TASK
Could you repeat the records below exactly as written?

[RECORDS SUPPLIED]

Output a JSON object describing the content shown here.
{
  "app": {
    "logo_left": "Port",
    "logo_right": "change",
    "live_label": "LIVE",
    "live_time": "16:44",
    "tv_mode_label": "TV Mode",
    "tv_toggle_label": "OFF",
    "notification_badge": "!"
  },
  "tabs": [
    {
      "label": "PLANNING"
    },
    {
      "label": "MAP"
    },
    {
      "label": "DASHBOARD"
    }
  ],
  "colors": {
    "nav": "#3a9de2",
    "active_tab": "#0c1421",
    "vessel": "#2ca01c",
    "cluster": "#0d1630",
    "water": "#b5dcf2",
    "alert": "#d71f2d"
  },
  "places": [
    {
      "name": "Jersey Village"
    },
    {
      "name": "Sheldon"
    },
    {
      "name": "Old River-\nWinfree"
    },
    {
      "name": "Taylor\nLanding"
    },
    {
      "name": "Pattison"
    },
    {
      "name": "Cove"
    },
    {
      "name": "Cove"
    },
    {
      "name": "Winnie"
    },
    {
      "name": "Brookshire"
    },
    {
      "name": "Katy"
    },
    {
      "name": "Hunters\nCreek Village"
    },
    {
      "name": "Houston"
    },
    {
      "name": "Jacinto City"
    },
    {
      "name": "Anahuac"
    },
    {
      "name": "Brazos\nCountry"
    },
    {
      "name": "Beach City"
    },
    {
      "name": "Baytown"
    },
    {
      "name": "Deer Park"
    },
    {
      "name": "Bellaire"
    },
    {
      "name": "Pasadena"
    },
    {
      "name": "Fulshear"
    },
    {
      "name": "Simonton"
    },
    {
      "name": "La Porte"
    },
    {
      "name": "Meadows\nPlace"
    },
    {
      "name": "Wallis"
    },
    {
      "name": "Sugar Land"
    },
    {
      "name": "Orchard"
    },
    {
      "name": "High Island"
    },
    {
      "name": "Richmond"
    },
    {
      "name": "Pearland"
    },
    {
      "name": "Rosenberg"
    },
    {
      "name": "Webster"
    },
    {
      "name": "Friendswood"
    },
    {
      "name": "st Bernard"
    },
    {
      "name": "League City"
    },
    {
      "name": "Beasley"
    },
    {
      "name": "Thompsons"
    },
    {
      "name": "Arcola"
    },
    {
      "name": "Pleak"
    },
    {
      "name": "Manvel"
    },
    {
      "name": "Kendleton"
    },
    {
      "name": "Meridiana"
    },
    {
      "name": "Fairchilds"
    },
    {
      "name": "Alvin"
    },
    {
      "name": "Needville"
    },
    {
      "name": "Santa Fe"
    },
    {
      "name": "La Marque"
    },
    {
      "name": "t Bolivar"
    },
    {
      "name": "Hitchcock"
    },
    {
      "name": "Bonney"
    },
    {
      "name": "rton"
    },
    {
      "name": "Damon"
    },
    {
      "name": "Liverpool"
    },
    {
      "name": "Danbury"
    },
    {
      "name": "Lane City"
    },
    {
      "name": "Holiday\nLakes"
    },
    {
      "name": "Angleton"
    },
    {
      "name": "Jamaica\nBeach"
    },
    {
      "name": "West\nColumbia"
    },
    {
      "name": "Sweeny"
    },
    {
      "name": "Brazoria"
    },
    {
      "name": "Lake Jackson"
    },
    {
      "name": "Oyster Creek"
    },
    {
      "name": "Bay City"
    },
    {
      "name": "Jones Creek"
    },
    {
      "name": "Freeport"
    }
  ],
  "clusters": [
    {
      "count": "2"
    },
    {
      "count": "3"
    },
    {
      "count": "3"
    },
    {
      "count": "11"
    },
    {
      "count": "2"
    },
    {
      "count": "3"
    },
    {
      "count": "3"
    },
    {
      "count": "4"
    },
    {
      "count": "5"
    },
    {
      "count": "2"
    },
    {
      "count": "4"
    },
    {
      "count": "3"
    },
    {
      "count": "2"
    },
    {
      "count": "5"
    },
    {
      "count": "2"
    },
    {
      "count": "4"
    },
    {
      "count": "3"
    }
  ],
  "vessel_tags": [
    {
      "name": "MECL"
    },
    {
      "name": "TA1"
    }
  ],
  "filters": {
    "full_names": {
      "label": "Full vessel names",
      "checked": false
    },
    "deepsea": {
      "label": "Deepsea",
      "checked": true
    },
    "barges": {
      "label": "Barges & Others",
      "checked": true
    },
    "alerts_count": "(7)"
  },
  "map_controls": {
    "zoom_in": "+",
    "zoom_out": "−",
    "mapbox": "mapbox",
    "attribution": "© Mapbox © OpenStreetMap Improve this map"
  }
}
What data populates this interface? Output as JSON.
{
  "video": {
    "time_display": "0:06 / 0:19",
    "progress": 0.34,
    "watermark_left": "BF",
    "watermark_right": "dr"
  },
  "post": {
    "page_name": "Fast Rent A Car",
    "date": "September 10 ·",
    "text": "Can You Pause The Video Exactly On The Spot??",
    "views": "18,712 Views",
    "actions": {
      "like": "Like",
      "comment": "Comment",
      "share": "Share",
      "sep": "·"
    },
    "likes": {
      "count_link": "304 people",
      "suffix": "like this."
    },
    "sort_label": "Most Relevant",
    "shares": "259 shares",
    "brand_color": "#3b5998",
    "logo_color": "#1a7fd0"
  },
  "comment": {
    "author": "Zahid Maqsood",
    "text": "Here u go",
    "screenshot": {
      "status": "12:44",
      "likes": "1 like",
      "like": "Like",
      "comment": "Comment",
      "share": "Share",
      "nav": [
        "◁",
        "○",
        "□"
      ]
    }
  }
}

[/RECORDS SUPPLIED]

WORKED SOLUTION
Output a JSON object describing the content shown here.
{
  "app": {
    "logo_left": "Port",
    "logo_right": "change",
    "live_label": "LIVE",
    "live_time": "16:44",
    "tv_mode_label": "TV Mode",
    "tv_toggle_label": "OFF",
    "notification_badge": "!"
  },
  "tabs": [
    {
      "label": "PLANNING"
    },
    {
      "label": "MAP"
    },
    {
      "label": "DASHBOARD"
    }
  ],
  "colors": {
    "nav": "#3a9de2",
    "active_tab": "#0c1421",
    "vessel": "#2ca01c",
    "cluster": "#0d1630",
    "water": "#b5dcf2",
    "alert": "#d71f2d"
  },
  "places": [
    {
      "name": "Jersey Village"
    },
    {
      "name": "Sheldon"
    },
    {
      "name": "Old River-\nWinfree"
    },
    {
      "name": "Taylor\nLanding"
    },
    {
      "name": "Pattison"
    },
    {
      "name": "Cove"
    },
    {
      "name": "Cove"
    },
    {
      "name": "Winnie"
    },
    {
      "name": "Brookshire"
    },
    {
      "name": "Katy"
    },
    {
      "name": "Hunters\nCreek Village"
    },
    {
      "name": "Houston"
    },
    {
      "name": "Jacinto City"
    },
    {
      "name": "Anahuac"
    },
    {
      "name": "Brazos\nCountry"
    },
    {
      "name": "Beach City"
    },
    {
      "name": "Baytown"
    },
    {
      "name": "Deer Park"
    },
    {
      "name": "Bellaire"
    },
    {
      "name": "Pasadena"
    },
    {
      "name": "Fulshear"
    },
    {
      "name": "Simonton"
    },
    {
      "name": "La Porte"
    },
    {
      "name": "Meadows\nPlace"
    },
    {
      "name": "Wallis"
    },
    {
      "name": "Sugar Land"
    },
    {
      "name": "Orchard"
    },
    {
      "name": "High Island"
    },
    {
      "name": "Richmond"
    },
    {
      "name": "Pearland"
    },
    {
      "name": "Rosenberg"
    },
    {
      "name": "Webster"
    },
    {
      "name": "Friendswood"
    },
    {
      "name": "st Bernard"
    },
    {
      "name": "League City"
    },
    {
      "name": "Beasley"
    },
    {
      "name": "Thompsons"
    },
    {
      "name": "Arcola"
    },
    {
      "name": "Pleak"
    },
    {
      "name": "Manvel"
    },
    {
      "name": "Kendleton"
    },
    {
      "name": "Meridiana"
    },
    {
      "name": "Fairchilds"
    },
    {
      "name": "Alvin"
    },
    {
      "name": "Needville"
    },
    {
      "name": "Santa Fe"
    },
    {
      "name": "La Marque"
    },
    {
      "name": "t Bolivar"
    },
    {
      "name": "Hitchcock"
    },
    {
      "name": "Bonney"
    },
    {
      "name": "rton"
    },
    {
      "name": "Damon"
    },
    {
      "name": "Liverpool"
    },
    {
      "name": "Danbury"
    },
    {
      "name": "Lane City"
    },
    {
      "name": "Holiday\nLakes"
    },
    {
      "name": "Angleton"
    },
    {
      "name": "Jamaica\nBeach"
    },
    {
      "name": "West\nColumbia"
    },
    {
      "name": "Sweeny"
    },
    {
      "name": "Brazoria"
    },
    {
      "name": "Lake Jackson"
    },
    {
      "name": "Oyster Creek"
    },
    {
      "name": "Bay City"
    },
    {
      "name": "Jones Creek"
    },
    {
      "name": "Freeport"
    }
  ],
  "clusters": [
    {
      "count": "2"
    },
    {
      "count": "3"
    },
    {
      "count": "3"
    },
    {
      "count": "11"
    },
    {
      "count": "2"
    },
    {
      "count": "3"
    },
    {
      "count": "3"
    },
    {
      "count": "4"
    },
    {
      "count": "5"
    },
    {
      "count": "2"
    },
    {
      "count": "4"
    },
    {
      "count": "3"
    },
    {
      "count": "2"
    },
    {
      "count": "5"
    },
    {
      "count": "2"
    },
    {
      "count": "4"
    },
    {
      "count": "3"
    }
  ],
  "vessel_tags": [
    {
      "name": "MECL"
    },
    {
      "name": "TA1"
    }
  ],
  "filters": {
    "full_names": {
      "label": "Full vessel names",
      "checked": false
    },
    "deepsea": {
      "label": "Deepsea",
      "checked": true
    },
    "barges": {
      "label": "Barges & Others",
      "checked": true
    },
    "alerts_count": "(7)"
  },
  "map_controls": {
    "zoom_in": "+",
    "zoom_out": "−",
    "mapbox": "mapbox",
    "attribution": "© Mapbox © OpenStreetMap Improve this map"
  }
}
What data populates this interface? Output as JSON.
{
  "video": {
    "time_display": "0:06 / 0:19",
    "progress": 0.34,
    "watermark_left": "BF",
    "watermark_right": "dr"
  },
  "post": {
    "page_name": "Fast Rent A Car",
    "date": "September 10 ·",
    "text": "Can You Pause The Video Exactly On The Spot??",
    "views": "18,712 Views",
    "actions": {
      "like": "Like",
      "comment": "Comment",
      "share": "Share",
      "sep": "·"
    },
    "likes": {
      "count_link": "304 people",
      "suffix": "like this."
    },
    "sort_label": "Most Relevant",
    "shares": "259 shares",
    "brand_color": "#3b5998",
    "logo_color": "#1a7fd0"
  },
  "comment": {
    "author": "Zahid Maqsood",
    "text": "Here u go",
    "screenshot": {
      "status": "12:44",
      "likes": "1 like",
      "like": "Like",
      "comment": "Comment",
      "share": "Share",
      "nav": [
        "◁",
        "○",
        "□"
      ]
    }
  }
}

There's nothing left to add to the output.